◆ **Material to process**:
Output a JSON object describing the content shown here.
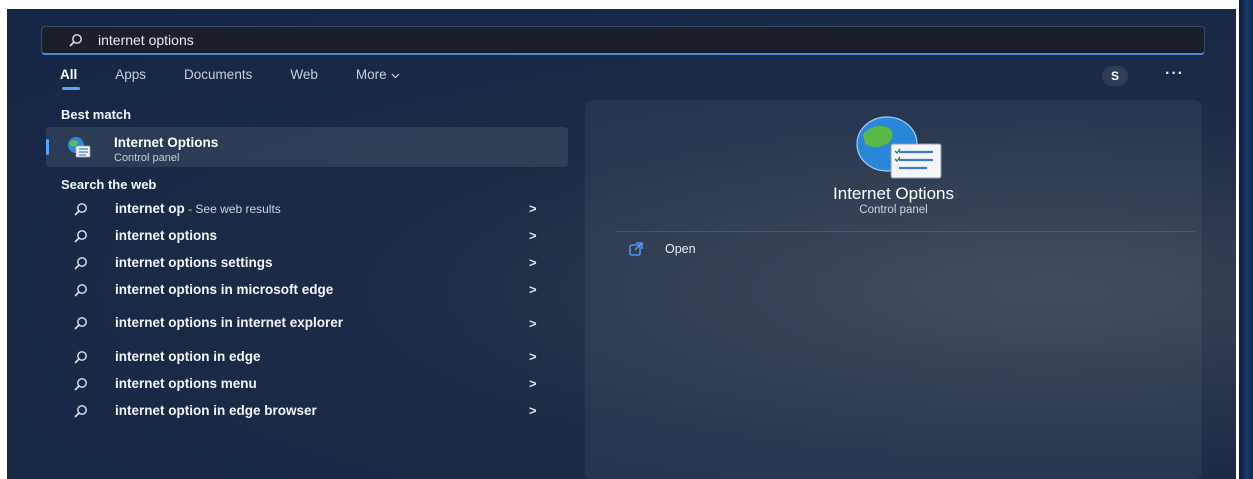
{
  "search": {
    "value": "internet options"
  },
  "tabs": [
    {
      "label": "All",
      "active": true
    },
    {
      "label": "Apps"
    },
    {
      "label": "Documents"
    },
    {
      "label": "Web"
    },
    {
      "label": "More"
    }
  ],
  "user": {
    "initial": "S"
  },
  "overflow_label": "···",
  "best_match": {
    "heading": "Best match",
    "title": "Internet Options",
    "subtitle": "Control panel"
  },
  "web": {
    "heading": "Search the web",
    "items": [
      {
        "label": "internet op",
        "hint": " - See web results"
      },
      {
        "label": "internet options"
      },
      {
        "label": "internet options settings"
      },
      {
        "label": "internet options in microsoft edge"
      },
      {
        "label": "internet options in internet explorer"
      },
      {
        "label": "internet option in edge"
      },
      {
        "label": "internet options menu"
      },
      {
        "label": "internet option in edge browser"
      }
    ],
    "chevron": ">"
  },
  "preview": {
    "title": "Internet Options",
    "subtitle": "Control panel",
    "action_label": "Open"
  },
  "colors": {
    "accent": "#5aa3ff",
    "background": "#1d2b45"
  }
}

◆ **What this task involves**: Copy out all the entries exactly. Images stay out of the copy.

◆ **Output below**:
Output a JSON object describing the content shown here.
{
  "search": {
    "value": "internet options"
  },
  "tabs": [
    {
      "label": "All",
      "active": true
    },
    {
      "label": "Apps"
    },
    {
      "label": "Documents"
    },
    {
      "label": "Web"
    },
    {
      "label": "More"
    }
  ],
  "user": {
    "initial": "S"
  },
  "overflow_label": "···",
  "best_match": {
    "heading": "Best match",
    "title": "Internet Options",
    "subtitle": "Control panel"
  },
  "web": {
    "heading": "Search the web",
    "items": [
      {
        "label": "internet op",
        "hint": " - See web results"
      },
      {
        "label": "internet options"
      },
      {
        "label": "internet options settings"
      },
      {
        "label": "internet options in microsoft edge"
      },
      {
        "label": "internet options in internet explorer"
      },
      {
        "label": "internet option in edge"
      },
      {
        "label": "internet options menu"
      },
      {
        "label": "internet option in edge browser"
      }
    ],
    "chevron": ">"
  },
  "preview": {
    "title": "Internet Options",
    "subtitle": "Control panel",
    "action_label": "Open"
  },
  "colors": {
    "accent": "#5aa3ff",
    "background": "#1d2b45"
  }
}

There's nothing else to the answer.